[Activity] Every line below that includes the word "traffic" needs to be copied.

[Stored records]
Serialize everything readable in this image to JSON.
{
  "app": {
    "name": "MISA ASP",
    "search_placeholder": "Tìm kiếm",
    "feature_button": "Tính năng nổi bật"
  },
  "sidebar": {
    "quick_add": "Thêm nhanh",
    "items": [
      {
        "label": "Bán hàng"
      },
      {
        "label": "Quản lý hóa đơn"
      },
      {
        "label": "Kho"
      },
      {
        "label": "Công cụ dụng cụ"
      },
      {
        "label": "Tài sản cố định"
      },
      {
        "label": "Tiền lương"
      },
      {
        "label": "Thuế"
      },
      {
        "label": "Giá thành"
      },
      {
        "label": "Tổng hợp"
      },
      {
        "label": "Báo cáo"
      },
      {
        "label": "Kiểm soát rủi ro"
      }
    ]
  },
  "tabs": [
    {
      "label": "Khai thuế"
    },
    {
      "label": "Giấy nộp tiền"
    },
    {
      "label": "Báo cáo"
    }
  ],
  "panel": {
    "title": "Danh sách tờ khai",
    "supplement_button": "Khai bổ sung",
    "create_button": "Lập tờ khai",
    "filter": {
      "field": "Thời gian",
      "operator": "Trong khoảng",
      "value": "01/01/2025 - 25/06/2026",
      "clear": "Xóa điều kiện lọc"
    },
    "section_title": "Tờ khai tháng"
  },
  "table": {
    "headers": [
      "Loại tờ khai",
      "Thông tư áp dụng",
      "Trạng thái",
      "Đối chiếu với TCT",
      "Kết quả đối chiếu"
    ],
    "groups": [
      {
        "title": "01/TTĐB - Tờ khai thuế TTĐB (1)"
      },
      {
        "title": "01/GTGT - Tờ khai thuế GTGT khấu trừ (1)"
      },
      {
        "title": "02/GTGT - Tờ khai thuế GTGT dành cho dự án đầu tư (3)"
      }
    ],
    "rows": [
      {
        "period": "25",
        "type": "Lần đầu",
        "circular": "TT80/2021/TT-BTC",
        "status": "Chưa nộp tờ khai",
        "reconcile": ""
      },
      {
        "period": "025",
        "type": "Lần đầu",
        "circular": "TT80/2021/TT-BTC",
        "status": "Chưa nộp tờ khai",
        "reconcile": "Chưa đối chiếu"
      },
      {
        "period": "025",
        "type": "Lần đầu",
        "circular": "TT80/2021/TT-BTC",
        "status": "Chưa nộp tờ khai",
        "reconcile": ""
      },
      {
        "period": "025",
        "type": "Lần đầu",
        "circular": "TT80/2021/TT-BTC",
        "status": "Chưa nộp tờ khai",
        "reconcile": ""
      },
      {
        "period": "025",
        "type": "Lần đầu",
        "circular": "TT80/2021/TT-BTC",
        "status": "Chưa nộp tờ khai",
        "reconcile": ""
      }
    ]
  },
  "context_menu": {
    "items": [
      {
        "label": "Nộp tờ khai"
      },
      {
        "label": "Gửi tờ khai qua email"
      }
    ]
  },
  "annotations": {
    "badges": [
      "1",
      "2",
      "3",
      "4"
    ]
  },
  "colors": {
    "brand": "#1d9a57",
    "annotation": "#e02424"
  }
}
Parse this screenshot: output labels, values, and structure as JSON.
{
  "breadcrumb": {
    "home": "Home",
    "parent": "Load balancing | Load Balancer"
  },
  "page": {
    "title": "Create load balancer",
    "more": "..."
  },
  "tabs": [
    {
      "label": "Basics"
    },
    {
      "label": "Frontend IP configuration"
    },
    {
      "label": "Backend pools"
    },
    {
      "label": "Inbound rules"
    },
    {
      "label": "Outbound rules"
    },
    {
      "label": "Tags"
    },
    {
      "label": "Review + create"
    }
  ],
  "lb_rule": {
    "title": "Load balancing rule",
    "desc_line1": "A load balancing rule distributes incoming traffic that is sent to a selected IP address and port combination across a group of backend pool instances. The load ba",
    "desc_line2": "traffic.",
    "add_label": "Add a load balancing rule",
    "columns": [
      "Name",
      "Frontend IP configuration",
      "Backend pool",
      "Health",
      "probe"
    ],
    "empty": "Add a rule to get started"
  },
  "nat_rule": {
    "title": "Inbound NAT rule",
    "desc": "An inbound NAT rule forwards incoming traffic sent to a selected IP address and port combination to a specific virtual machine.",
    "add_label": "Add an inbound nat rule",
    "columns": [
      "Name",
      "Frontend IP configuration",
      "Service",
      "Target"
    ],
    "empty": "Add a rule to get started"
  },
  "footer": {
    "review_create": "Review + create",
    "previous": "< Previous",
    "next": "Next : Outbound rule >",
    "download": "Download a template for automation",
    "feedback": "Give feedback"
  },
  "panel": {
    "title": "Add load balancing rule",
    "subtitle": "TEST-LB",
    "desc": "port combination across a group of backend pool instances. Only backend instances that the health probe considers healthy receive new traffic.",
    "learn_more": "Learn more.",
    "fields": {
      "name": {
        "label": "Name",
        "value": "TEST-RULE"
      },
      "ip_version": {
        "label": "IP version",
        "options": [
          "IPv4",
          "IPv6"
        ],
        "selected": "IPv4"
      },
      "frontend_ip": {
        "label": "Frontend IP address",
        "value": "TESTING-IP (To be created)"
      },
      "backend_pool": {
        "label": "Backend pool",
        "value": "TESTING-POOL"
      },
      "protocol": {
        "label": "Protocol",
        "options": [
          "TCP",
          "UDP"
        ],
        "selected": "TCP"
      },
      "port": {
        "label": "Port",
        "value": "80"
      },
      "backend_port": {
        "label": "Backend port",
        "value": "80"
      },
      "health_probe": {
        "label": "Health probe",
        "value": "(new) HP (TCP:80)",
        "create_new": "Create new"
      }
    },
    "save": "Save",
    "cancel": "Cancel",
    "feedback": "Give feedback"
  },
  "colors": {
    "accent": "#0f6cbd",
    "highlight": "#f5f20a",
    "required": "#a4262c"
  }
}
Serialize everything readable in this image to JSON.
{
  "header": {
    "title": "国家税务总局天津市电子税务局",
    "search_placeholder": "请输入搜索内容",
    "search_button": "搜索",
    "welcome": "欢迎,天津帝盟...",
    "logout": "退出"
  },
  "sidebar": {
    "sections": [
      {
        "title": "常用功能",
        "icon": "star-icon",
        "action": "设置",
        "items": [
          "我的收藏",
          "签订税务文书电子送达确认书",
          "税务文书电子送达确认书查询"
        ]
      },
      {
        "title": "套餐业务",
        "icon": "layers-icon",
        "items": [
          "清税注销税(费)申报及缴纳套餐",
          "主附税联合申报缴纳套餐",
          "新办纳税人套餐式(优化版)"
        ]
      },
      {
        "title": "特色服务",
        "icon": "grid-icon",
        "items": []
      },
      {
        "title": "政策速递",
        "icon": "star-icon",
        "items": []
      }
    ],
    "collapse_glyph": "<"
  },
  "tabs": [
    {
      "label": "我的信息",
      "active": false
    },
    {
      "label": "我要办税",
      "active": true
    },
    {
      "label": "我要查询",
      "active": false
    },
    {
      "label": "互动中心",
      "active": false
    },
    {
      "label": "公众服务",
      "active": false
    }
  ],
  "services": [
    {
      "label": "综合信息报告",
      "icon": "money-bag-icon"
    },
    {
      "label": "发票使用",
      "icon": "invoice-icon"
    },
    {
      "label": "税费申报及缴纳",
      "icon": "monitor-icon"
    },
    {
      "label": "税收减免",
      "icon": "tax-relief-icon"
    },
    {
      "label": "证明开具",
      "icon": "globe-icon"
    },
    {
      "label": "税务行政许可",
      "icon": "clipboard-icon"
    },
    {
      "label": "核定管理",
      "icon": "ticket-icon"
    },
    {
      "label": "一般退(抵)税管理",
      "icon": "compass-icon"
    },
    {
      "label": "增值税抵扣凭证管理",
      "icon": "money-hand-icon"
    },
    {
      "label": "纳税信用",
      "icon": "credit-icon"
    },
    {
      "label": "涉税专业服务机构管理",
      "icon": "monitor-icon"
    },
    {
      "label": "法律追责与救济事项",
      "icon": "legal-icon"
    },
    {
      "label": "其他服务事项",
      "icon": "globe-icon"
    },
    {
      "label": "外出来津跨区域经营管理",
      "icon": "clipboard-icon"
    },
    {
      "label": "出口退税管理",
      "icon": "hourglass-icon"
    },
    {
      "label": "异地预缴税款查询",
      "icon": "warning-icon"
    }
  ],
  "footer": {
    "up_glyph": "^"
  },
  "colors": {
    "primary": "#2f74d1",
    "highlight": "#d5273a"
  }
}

[The answer]
    "desc_line1": "A load balancing rule distributes incoming traffic that is sent to a selected IP address and port combination across a group of backend pool instances. The load ba",
    "desc_line2": "traffic.",
    "desc": "An inbound NAT rule forwards incoming traffic sent to a selected IP address and port combination to a specific virtual machine.",
    "desc": "port combination across a group of backend pool instances. Only backend instances that the health probe considers healthy receive new traffic.",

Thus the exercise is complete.